Your roundup includes news about Instagram, D2C brands, digital trends, and lots more. Don’t forget to check out the Internet Statistics Database, too.
Ad spend on Instagram Stories rises nearly 70% YoY
Socialbakers’ ‘Instagram vs Facebook Report’ has revealed that ad spend on Instagram Stories has grown nearly 70% year-on-year; accounting for 10% of total Facebook ad spend at the end of Q3 2019. In comparison to this, ad spend for Facebook Stories grew by just 0.3% YoY.
Elsewhere, the report states that the ‘Ecommerce’ category continues to rise, ranking first on Facebook and second on Instagram in terms of total interactions. On Instagram, the ‘Fashion’ category increased its engagement lead from 27.8% in Q2 to 31.9% in Q3 2019.
Finally, use of the hashtag #ad by Instagram influencers spiked by 60% by the end of Q3. Walmart was named as the number one brand associated with Instagram influencers, having amassed 1,370 mentions from 856 influencers overall.
Influencers need 42,575 Instagram followers to earn the average UK salary
New research by inzpire.me has revealed that 42,575 Instagram followers is enough for an influencer to earn the average UK salary.
The report, which is based on data from 10,000 Instagram influencers, states that to earn £29,009 per year from branded collaborations on Instagram, an influencer needs 42,575 Instagram followers if creating eight posts and eight stories per month, or 108,200 Instagram followers if creating four posts and four stories per month.
To earn the National Living Wage (which is £16,010 per year) from branded collaborations on Instagram, an influencer needs 19,050 Instagram followers if creating eight posts and eight stories per month.
The report also states that 76% of influencers admit to working other jobs, with just 24% working solely as an influencer. However, 57% plan to be influencers for ‘the rest of their working life’, while 43% view ‘influencing’ as a temporary career choice.
Social media engagement and analytics a top priority for organisations in 2020
Econsultancy’s 2020 Digital Trends report, published in association with Adobe, has revealed that ‘social media engagement and analytics’ is the top digital-related priority for organisations in 2020. It was cited by 28% of CX leaders, and 32% of mainstream organisations surveyed.
Elsewhere, ‘customer journey management’ has risen to become a top three priority for CX leaders, yet it is ranked sixth for the mainstream.
80% of B2C brands believe direct-to-consumer companies are impacting their market
A new report by the CMO Club has delved into the impact direct-to-consumer companies have made on the consumer market.
Based on a survey of CMO Club members, including 74 responses from CMOs or heads of marketing at non-DTC brands, the report concludes that 80% of B2Cs surveyed either somewhat (49%) or strongly agree (31%) that DTC is impacting their market. The reason for this stems from DTC’s performance-based digital marketing, specifically, digital media buying (43%), social (41%) and delivering curated experiences (31%).

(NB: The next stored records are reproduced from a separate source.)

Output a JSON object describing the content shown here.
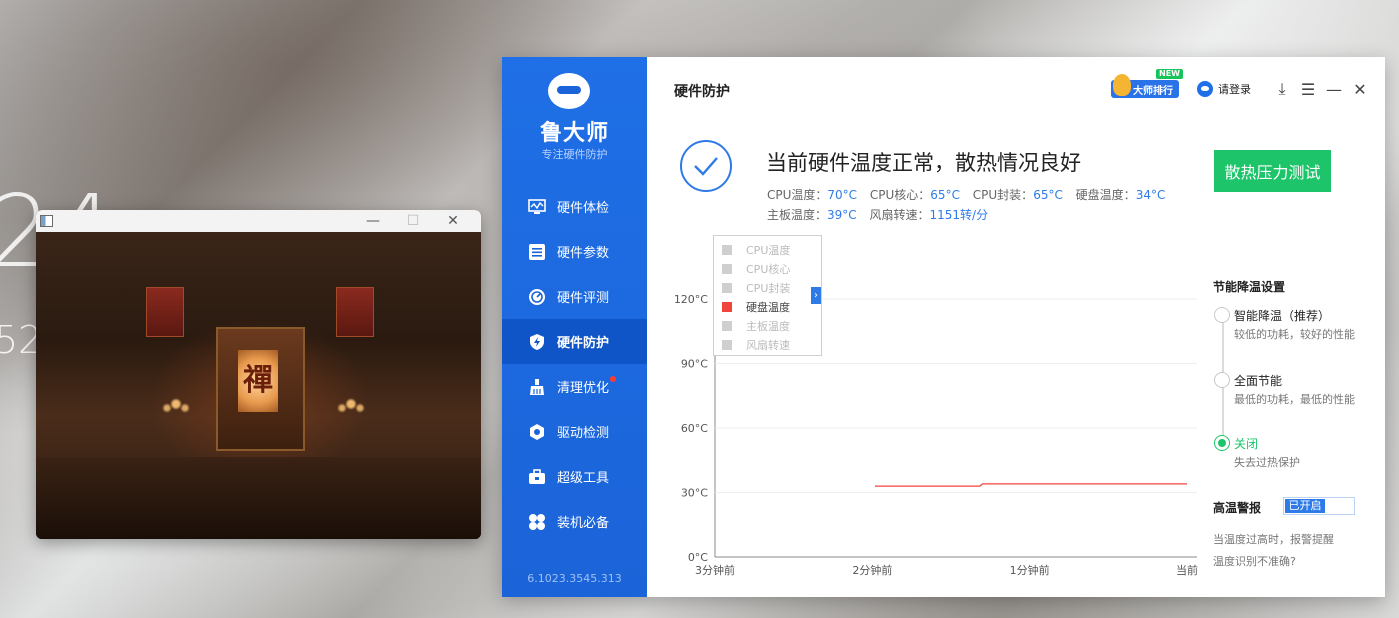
{
  "desktop": {
    "clock_main": "24",
    "clock_sub": "52"
  },
  "viewer": {
    "plaque_text": "禪",
    "controls": {
      "minimize": "—",
      "maximize": "☐",
      "close": "✕"
    }
  },
  "app": {
    "brand": {
      "name": "鲁大师",
      "tagline": "专注硬件防护"
    },
    "nav": [
      {
        "label": "硬件体检",
        "icon": "monitor-icon"
      },
      {
        "label": "硬件参数",
        "icon": "list-icon"
      },
      {
        "label": "硬件评测",
        "icon": "gauge-icon"
      },
      {
        "label": "硬件防护",
        "icon": "shield-icon",
        "active": true
      },
      {
        "label": "清理优化",
        "icon": "broom-icon",
        "badge": true
      },
      {
        "label": "驱动检测",
        "icon": "gear-icon"
      },
      {
        "label": "超级工具",
        "icon": "toolbox-icon"
      },
      {
        "label": "装机必备",
        "icon": "apps-icon"
      }
    ],
    "version": "6.1023.3545.313",
    "page_title": "硬件防护",
    "topbar": {
      "rank_label": "大师排行",
      "new_badge": "NEW",
      "login_label": "请登录",
      "download": "⤓",
      "menu": "☰",
      "minimize": "—",
      "close": "✕"
    },
    "status": {
      "title": "当前硬件温度正常，散热情况良好",
      "line1": [
        {
          "label": "CPU温度：",
          "value": "70°C"
        },
        {
          "label": "CPU核心：",
          "value": "65°C"
        },
        {
          "label": "CPU封装：",
          "value": "65°C"
        },
        {
          "label": "硬盘温度：",
          "value": "34°C"
        }
      ],
      "line2": [
        {
          "label": "主板温度：",
          "value": "39°C"
        },
        {
          "label": "风扇转速：",
          "value": "1151转/分"
        }
      ]
    },
    "stress_button": "散热压力测试",
    "legend": [
      {
        "label": "CPU温度",
        "on": false
      },
      {
        "label": "CPU核心",
        "on": false
      },
      {
        "label": "CPU封装",
        "on": false
      },
      {
        "label": "硬盘温度",
        "on": true
      },
      {
        "label": "主板温度",
        "on": false
      },
      {
        "label": "风扇转速",
        "on": false
      }
    ],
    "legend_tab": "›",
    "settings": {
      "title": "节能降温设置",
      "options": [
        {
          "label": "智能降温（推荐）",
          "desc": "较低的功耗，较好的性能",
          "checked": false
        },
        {
          "label": "全面节能",
          "desc": "最低的功耗，最低的性能",
          "checked": false
        },
        {
          "label": "关闭",
          "desc": "失去过热保护",
          "checked": true
        }
      ],
      "alarm_title": "高温警报",
      "alarm_toggle": "已开启",
      "alarm_desc": "当温度过高时，报警提醒",
      "alarm_link": "温度识别不准确?"
    }
  },
  "chart_data": {
    "type": "line",
    "title": "",
    "xlabel": "",
    "ylabel": "",
    "x_ticks": [
      "3分钟前",
      "2分钟前",
      "1分钟前",
      "当前"
    ],
    "y_ticks": [
      "0°C",
      "30°C",
      "60°C",
      "90°C",
      "120°C"
    ],
    "xlim": [
      -180,
      0
    ],
    "ylim": [
      0,
      120
    ],
    "grid": true,
    "legend_position": "top-left",
    "series": [
      {
        "name": "硬盘温度",
        "color": "#f0443c",
        "x": [
          -119,
          -79,
          -78,
          0
        ],
        "y": [
          33,
          33,
          34,
          34
        ]
      }
    ]
  }
}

As a result of DTCs’ focus on measurable demand generation, 53% of B2Cs surveyed are now more focused on ensuring their marketing dollars tie directly back to ROI. The report concludes that “scaling both customer acquisition and retention to increase overall lifetime value is the new battleground that will drive continued growth.”
Public perception can increase for brands that commemorate milestones
New data from YouGov has revealed that brand anniversaries can have a positive effect on consumer perception.
From Q1 to Q4 2019, Ad Awareness scores (which refers to whether someone has seen or heard an advert broadcast by a company in the past two weeks) increased for Sainsbury’s by 3.1 points, and increased for Tesco by 4 points. The two brands have been commemorating their 100 and 150 year anniversaries respectively, with television adverts and in-store promotions.
That being said, YouGov also suggests that any events which might overshadow a milestone celebration can have a markedly negative effect. This has been the case for British Airways this year, with the summer’s pilot strikes leading to a decline in its Ad Awareness score (-7.5 points).
Let the good times roll. We’re celebrating one hundred years of great value with hundreds of prices that take you back this month. #Tesco100Years
— Tesco (@Tesco) September 9, 2019
48% of UK consumers are willing to give data to restaurants in exchange for personalisation
With changing consumer habits and the rise of delivery services, personalisation has become a critical factor in the UK’s restaurant scene. This is according to SevenRooms, which has revealed that UK consumers are increasingly willing to hand over their data to restaurants as a result.
In a survey of 2,017 adults, 48% of respondents aged between 18 and 55 said they would be willing to hand over their data to restaurants, in exchange for a personalised menu tailored to their specific needs, likes, and dietary requirements. This percentage rises to 63% among Gen Z.
Elsewhere, the survey revealed that consumers want additional technology in UK restaurants to streamline the dining experience. 25% of respondents said they want the option to pay their bill via a mobile app, 20% said they would like cardless payment options, and 14% said they want to be able to give feedback to the restaurant on a tablet at the table.